Excerpts from an interface dataset:
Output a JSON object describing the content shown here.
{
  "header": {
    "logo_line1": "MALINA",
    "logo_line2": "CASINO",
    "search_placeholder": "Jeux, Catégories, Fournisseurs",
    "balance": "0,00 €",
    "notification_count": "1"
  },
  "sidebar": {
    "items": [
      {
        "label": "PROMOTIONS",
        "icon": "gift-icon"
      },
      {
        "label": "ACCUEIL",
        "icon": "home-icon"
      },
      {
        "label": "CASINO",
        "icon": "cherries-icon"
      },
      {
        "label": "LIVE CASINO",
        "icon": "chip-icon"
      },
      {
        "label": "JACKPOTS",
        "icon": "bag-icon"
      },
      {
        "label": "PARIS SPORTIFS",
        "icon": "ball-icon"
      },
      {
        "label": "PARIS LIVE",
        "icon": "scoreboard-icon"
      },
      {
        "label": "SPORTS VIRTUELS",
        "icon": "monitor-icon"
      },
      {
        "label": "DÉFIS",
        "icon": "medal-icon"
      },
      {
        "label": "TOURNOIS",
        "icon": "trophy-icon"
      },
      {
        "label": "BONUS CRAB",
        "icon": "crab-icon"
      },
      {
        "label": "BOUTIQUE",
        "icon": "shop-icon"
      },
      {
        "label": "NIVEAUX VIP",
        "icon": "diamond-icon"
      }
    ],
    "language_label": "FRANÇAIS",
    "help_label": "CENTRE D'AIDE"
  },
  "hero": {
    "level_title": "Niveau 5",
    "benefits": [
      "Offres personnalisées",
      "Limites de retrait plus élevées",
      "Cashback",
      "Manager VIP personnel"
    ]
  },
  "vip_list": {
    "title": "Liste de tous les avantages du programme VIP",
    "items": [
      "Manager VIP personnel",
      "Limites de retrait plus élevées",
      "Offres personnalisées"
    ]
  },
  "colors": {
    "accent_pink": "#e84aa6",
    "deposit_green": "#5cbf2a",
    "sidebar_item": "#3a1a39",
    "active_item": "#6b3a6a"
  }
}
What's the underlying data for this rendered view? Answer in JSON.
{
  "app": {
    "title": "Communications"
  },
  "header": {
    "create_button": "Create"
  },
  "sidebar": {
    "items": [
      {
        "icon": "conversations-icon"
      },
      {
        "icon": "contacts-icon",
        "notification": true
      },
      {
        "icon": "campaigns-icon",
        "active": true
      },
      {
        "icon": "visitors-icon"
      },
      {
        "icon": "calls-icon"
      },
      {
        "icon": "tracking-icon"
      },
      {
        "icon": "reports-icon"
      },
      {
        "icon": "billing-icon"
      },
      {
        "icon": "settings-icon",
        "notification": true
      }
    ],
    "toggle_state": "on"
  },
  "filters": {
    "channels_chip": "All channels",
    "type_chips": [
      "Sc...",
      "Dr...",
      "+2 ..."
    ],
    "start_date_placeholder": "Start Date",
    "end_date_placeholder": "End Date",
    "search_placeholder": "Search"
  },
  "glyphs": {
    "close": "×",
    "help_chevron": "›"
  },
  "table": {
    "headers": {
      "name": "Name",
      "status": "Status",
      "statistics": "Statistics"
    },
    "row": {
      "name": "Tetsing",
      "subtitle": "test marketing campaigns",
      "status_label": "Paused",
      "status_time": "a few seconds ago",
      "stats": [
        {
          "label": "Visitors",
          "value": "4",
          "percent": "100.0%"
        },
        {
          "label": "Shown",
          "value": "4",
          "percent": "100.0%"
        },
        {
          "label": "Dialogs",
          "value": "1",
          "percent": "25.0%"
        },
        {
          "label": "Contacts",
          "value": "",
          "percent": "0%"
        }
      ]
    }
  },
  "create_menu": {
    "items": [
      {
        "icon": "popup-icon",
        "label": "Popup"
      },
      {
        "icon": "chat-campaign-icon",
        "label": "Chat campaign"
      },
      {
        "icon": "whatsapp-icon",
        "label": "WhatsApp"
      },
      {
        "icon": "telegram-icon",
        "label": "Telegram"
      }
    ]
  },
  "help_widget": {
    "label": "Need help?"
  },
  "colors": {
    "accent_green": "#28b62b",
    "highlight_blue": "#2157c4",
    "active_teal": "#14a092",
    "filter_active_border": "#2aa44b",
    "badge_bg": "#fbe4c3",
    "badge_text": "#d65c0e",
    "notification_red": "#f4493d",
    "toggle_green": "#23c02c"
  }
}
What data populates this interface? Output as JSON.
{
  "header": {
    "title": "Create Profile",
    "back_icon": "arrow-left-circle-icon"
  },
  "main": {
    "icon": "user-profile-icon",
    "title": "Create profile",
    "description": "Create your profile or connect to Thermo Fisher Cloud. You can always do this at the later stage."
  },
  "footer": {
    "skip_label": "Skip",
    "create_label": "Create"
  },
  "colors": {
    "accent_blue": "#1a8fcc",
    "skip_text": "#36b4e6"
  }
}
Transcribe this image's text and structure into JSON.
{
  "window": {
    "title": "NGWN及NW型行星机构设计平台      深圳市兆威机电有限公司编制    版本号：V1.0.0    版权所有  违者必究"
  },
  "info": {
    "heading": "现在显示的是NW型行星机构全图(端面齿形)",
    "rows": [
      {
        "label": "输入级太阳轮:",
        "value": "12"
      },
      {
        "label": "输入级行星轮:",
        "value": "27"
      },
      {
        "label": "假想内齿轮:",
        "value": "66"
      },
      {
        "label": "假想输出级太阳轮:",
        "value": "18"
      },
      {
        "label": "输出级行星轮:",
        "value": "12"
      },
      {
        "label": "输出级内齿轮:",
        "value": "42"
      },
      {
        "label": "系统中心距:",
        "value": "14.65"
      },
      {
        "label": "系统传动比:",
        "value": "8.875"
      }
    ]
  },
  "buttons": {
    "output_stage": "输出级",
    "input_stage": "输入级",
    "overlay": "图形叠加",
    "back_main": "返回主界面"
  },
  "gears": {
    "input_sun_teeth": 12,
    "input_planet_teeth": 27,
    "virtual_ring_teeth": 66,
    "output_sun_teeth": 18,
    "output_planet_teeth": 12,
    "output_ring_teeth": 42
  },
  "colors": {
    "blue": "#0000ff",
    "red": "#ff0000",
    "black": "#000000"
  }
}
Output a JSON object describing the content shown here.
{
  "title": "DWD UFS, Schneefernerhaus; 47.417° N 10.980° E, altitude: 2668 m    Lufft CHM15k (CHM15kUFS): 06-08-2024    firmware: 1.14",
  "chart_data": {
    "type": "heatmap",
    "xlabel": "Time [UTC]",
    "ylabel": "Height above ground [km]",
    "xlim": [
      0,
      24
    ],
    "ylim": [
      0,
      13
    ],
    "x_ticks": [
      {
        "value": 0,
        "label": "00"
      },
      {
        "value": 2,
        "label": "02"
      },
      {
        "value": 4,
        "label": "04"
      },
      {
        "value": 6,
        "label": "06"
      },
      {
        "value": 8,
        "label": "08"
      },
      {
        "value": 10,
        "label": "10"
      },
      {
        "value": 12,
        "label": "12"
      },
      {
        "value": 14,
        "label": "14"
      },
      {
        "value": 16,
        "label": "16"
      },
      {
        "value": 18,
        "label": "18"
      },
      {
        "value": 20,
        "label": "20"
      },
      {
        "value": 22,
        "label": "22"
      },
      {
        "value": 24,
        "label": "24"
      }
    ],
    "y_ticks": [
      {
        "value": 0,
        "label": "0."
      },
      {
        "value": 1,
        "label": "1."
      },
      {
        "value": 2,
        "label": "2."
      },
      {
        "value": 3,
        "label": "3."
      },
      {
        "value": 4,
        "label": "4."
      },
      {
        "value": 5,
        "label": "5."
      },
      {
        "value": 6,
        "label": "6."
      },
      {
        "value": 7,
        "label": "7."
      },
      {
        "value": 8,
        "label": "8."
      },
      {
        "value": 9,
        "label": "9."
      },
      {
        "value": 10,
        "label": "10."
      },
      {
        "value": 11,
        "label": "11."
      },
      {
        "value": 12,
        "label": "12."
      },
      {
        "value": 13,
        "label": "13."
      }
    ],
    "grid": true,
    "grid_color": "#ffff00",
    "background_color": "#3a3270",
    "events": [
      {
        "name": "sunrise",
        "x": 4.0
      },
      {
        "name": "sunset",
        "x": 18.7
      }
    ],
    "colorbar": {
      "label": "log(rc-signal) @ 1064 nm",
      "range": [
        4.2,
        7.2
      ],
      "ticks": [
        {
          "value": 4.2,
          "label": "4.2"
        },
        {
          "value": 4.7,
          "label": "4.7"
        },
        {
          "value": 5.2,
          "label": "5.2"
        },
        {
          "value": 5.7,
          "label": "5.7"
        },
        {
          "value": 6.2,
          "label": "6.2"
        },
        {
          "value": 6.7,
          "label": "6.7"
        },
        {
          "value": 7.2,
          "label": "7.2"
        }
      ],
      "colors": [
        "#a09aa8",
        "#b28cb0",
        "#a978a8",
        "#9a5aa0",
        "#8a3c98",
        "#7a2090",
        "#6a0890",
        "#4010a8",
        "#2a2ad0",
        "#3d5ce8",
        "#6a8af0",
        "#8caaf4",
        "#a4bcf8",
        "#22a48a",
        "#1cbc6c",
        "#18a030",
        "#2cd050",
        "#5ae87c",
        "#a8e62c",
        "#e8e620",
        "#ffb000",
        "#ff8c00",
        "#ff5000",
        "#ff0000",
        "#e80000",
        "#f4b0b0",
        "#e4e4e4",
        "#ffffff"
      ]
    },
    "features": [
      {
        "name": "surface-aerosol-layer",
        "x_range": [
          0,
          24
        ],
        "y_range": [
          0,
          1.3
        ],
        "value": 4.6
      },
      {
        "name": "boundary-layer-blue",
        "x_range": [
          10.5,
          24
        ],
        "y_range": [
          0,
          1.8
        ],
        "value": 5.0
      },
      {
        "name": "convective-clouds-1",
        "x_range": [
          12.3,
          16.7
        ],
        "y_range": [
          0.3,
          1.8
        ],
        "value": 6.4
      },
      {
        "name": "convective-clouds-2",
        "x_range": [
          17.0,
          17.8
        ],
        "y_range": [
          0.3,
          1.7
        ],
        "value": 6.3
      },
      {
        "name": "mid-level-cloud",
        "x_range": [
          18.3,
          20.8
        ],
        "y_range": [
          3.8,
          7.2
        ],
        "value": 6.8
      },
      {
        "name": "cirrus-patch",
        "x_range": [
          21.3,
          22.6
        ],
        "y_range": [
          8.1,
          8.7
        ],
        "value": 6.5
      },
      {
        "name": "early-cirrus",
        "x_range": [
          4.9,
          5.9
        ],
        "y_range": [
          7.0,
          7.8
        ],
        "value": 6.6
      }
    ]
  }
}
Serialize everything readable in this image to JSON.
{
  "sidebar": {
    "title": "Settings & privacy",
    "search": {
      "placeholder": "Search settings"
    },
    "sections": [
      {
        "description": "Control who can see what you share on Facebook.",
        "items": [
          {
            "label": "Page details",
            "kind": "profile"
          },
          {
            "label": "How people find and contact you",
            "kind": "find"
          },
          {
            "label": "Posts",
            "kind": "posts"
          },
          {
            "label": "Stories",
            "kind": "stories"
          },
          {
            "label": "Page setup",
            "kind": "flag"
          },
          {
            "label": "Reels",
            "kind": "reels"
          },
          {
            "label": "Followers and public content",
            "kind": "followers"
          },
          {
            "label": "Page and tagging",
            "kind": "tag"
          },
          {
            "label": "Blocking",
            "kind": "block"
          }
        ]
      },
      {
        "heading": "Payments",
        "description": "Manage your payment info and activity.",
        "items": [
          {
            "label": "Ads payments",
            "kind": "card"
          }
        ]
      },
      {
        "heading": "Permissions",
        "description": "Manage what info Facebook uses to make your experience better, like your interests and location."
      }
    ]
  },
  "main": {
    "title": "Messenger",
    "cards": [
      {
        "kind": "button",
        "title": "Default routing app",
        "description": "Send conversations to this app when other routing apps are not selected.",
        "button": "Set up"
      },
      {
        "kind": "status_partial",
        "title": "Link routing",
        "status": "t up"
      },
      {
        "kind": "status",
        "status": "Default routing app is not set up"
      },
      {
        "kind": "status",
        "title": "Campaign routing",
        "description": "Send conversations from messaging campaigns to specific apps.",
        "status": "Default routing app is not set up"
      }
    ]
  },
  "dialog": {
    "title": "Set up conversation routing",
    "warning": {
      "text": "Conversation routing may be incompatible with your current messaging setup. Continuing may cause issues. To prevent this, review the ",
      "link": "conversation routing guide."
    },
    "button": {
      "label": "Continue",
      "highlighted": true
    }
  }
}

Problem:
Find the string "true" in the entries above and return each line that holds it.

Result for this task:
        "notification": true
        "active": true
        "notification": true
    "grid": true,
      "highlighted": true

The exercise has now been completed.